Heavy-Tailed Model
Using rolling six-month periods of SPY returns through May 7, 2020. The common risk estimate would suggest a risk of 14.64%, while the heavy-tailed model discussed above would suggest a risk of 51.79%. The worst six-month period during the financial crisis was -45%, and there were 132 rolling six-month periods during that time. The average of those periods exceeding the common risk estimate was -33%, more than double that common methodology. The 2020 pandemic is another great example. The worst six-month period was -24% (as of May 7, 2020), and the average of the 17 periods in excess of the common estimate was -18%.

A good risk estimate that instills confidence and tempers irrational fear should be based on a heavy-tailed model and an estimated tail loss methodology. Using outdated or oversimplified risk metrics leads to doubt and panic during market volatility. And of course, the last thing you want to happen when the market dips, is for your client to panic and sell at the worst time, locking in a loss. A good advisor should help clients avoid those behavioral mistakes by using quality risk metrics to effectively estimate downside risk and prepare for those big market swings, while building client portfolios that address both risk tolerance and risk capacity.

Joe Elsasser, CFP is the founder and president of Covisum®, a financial tech company focused on creating software that improves lives through better financial decisions. Covisum helps financial advisors serving mass-affluent clients in or near retirement and powers some of the nation’s largest financial planning institutions.

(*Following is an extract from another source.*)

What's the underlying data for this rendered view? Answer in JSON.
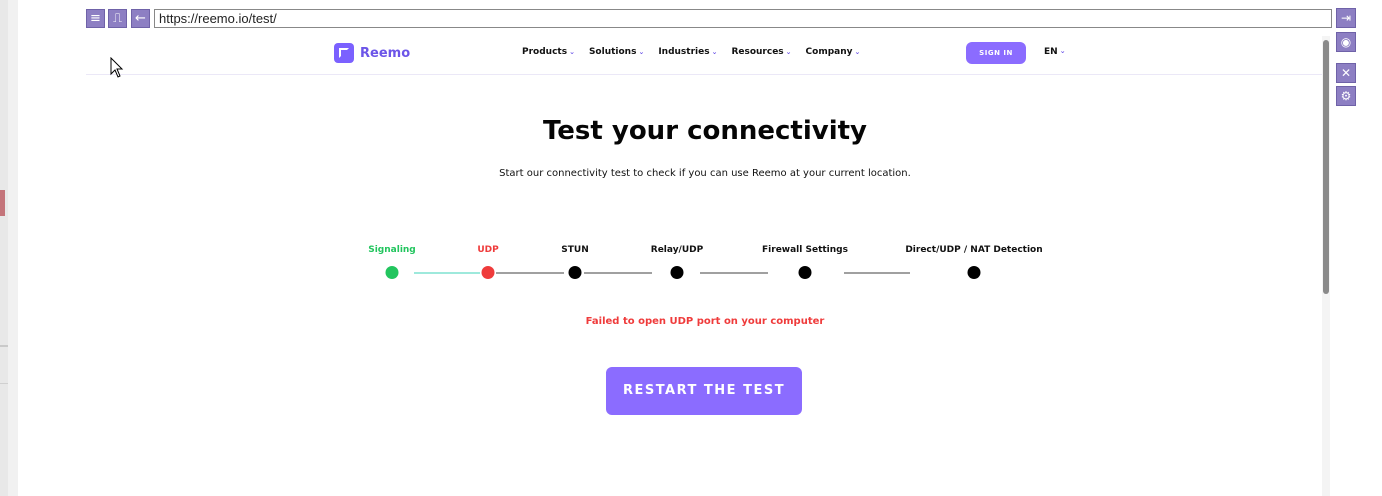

*Piccinini, R. (2017, March). Remodeling Portfolio Risk Modeling, Financial Service Professionals Newsletter.